Records provided:
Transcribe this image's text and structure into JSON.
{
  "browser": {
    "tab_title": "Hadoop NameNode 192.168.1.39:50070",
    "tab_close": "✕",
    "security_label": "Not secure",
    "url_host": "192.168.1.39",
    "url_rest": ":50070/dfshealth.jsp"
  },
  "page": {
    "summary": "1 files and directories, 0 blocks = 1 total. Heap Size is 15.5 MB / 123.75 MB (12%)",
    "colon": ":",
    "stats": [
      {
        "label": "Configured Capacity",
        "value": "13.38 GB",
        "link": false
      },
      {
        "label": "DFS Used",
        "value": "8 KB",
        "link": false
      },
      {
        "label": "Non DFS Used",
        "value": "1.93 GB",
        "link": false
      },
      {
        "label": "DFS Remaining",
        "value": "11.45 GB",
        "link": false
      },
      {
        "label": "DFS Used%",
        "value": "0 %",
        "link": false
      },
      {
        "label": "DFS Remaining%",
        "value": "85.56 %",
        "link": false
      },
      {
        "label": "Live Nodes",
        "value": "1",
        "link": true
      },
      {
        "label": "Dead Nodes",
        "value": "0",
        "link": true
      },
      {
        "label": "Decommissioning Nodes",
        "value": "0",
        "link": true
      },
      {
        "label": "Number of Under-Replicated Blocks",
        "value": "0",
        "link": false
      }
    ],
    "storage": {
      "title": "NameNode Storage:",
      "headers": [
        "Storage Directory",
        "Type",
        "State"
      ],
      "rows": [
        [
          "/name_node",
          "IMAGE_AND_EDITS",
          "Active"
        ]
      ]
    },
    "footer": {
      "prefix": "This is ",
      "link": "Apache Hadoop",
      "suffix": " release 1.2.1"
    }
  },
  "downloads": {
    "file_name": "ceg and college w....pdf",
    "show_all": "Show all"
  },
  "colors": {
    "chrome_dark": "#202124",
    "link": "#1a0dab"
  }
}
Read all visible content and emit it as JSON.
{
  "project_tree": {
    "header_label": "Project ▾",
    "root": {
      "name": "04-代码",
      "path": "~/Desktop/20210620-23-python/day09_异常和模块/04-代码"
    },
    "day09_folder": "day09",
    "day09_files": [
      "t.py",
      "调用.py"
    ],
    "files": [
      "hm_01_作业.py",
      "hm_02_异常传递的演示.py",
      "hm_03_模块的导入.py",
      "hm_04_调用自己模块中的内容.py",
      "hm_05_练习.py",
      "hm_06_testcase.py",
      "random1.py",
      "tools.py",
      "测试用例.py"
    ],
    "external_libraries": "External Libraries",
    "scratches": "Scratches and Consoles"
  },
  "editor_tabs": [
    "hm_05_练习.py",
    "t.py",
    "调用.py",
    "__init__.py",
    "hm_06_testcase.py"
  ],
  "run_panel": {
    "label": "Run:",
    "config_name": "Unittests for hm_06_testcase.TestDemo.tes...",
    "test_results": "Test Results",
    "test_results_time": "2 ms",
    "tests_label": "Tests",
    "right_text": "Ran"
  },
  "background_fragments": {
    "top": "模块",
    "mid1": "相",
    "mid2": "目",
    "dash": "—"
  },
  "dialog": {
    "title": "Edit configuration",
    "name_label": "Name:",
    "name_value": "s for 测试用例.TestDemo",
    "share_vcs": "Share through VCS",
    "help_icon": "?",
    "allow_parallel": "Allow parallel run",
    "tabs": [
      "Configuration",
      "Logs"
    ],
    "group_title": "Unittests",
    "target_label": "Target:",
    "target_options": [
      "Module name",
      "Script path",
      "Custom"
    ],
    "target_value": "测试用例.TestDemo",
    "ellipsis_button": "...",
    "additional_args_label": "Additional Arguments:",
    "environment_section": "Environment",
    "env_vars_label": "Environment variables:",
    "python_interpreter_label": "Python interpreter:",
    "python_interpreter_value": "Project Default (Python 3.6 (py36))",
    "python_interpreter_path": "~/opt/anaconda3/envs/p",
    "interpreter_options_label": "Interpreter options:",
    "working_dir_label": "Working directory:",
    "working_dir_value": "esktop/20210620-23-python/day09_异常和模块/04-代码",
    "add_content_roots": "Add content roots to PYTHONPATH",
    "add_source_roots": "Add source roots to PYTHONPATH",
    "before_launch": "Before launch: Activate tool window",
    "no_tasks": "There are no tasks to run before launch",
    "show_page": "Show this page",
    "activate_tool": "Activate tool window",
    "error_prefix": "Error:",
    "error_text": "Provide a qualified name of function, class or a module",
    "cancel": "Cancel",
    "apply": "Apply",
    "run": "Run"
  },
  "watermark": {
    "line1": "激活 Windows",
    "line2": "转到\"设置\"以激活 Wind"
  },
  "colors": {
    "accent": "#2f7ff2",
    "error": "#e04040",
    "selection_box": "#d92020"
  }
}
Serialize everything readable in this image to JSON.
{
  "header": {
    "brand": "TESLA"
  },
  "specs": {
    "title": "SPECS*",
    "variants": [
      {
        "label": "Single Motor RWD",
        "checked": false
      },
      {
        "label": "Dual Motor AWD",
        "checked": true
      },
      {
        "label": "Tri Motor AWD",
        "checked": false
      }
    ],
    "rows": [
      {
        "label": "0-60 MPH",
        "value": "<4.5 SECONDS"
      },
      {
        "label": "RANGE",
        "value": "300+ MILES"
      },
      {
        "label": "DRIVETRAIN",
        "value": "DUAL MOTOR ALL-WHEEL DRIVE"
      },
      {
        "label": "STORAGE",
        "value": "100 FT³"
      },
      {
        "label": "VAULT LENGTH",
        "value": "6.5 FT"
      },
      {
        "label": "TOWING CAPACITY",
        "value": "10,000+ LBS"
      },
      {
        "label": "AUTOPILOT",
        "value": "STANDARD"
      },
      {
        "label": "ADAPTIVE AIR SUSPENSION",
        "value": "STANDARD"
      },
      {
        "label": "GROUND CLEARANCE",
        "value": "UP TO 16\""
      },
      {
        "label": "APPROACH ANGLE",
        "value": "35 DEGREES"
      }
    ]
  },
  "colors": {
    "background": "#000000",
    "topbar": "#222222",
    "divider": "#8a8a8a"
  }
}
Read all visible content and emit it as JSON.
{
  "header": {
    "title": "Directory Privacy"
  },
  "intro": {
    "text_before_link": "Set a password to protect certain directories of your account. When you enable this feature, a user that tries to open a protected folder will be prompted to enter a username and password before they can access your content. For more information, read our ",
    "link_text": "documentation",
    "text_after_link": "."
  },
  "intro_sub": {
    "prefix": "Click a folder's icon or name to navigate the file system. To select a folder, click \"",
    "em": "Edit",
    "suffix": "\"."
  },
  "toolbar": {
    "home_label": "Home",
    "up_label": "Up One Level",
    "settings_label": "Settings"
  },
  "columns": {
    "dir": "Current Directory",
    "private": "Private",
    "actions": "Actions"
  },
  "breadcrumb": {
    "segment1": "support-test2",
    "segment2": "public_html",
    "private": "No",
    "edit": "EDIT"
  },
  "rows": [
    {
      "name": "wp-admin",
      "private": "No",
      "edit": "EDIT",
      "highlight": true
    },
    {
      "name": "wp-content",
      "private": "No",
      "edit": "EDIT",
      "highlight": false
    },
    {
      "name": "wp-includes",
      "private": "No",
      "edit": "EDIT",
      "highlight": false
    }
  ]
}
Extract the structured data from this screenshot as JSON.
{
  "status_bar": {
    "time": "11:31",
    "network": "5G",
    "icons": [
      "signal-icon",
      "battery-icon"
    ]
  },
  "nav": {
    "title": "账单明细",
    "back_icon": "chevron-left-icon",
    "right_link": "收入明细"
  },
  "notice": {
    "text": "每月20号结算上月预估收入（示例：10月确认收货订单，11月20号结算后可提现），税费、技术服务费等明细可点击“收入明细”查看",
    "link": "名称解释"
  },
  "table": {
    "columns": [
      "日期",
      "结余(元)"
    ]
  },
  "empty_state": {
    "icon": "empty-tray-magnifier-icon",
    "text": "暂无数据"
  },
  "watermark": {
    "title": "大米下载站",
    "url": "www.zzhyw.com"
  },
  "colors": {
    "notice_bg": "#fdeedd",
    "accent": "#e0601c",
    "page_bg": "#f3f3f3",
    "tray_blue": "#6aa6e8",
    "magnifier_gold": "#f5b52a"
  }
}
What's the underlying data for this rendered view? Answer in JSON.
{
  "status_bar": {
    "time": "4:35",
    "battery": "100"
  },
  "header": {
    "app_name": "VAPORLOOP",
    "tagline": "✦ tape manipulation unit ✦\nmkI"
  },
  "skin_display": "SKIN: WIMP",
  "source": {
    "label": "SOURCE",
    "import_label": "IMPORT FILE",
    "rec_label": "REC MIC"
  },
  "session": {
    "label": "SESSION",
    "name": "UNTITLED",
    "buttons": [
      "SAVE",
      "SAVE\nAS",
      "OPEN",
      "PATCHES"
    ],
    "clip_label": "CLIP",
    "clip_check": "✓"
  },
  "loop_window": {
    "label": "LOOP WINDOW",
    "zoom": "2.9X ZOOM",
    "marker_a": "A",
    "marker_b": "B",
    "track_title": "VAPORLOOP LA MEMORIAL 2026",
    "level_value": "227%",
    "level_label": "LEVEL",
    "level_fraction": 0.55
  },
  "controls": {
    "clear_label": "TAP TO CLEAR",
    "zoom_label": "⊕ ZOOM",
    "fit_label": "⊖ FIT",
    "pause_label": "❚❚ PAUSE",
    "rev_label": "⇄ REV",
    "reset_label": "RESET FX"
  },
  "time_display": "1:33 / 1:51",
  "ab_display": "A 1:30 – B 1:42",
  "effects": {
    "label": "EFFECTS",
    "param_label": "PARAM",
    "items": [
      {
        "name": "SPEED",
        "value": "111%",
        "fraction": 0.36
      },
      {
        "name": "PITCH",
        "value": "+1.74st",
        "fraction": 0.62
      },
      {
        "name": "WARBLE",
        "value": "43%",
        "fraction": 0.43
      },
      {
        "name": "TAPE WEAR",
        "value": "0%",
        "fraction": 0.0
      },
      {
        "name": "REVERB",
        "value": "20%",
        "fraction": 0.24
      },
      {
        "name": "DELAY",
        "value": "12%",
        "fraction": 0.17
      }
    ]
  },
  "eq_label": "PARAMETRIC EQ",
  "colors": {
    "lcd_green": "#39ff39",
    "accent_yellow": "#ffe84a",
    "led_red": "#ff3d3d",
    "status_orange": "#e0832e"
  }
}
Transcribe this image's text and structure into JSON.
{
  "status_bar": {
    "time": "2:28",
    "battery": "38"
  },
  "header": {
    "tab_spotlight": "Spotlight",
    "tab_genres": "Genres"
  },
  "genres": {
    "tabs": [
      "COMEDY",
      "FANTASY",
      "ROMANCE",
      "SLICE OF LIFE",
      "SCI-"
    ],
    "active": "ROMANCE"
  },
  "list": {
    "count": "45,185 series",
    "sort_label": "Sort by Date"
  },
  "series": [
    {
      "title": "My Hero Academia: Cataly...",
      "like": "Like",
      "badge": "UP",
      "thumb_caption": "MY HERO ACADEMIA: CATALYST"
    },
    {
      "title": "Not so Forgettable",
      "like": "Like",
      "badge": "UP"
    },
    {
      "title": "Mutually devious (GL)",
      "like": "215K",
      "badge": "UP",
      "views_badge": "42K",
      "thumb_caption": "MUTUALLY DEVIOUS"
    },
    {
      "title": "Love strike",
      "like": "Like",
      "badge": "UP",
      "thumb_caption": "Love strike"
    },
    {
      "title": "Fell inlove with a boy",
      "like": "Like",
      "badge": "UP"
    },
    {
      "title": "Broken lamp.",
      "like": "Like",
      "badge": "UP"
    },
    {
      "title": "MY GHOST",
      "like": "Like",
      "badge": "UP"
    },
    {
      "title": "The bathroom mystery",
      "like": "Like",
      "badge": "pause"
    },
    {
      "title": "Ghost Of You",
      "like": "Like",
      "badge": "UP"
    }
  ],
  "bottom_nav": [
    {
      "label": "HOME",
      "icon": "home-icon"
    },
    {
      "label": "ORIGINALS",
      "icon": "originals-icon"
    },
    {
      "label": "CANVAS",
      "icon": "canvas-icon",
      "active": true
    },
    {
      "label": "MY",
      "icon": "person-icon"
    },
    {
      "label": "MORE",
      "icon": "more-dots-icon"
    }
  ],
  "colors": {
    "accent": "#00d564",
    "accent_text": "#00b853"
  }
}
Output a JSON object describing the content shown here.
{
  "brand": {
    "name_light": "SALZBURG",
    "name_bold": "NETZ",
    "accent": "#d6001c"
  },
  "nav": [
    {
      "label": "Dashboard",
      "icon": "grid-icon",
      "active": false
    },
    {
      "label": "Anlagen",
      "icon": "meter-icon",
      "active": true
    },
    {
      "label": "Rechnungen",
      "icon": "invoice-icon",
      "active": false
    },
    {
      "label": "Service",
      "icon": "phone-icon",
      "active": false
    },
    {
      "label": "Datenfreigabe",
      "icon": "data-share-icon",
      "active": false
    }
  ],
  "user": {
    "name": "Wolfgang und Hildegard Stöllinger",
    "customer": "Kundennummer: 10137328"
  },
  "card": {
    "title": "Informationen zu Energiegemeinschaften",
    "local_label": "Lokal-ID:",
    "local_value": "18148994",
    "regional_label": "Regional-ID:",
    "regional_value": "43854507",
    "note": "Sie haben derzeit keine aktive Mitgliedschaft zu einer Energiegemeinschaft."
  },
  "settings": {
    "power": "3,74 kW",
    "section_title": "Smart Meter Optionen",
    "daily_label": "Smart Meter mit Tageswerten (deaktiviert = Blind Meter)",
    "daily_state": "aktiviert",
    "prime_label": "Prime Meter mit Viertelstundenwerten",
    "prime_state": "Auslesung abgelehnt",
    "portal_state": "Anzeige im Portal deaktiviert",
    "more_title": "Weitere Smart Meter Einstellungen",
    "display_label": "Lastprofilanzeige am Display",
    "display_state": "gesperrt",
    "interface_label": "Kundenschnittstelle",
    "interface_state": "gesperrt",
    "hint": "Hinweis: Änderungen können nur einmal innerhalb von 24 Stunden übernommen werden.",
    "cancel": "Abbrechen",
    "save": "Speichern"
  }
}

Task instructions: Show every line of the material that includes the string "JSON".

Expected answer:
Transcribe this image's text and structure into JSON.
Read all visible content and emit it as JSON.
Serialize everything readable in this image to JSON.
Read all visible content and emit it as JSON.
Extract the structured data from this screenshot as JSON.
What's the underlying data for this rendered view? Answer in JSON.
Transcribe this image's text and structure into JSON.
Output a JSON object describing the content shown here.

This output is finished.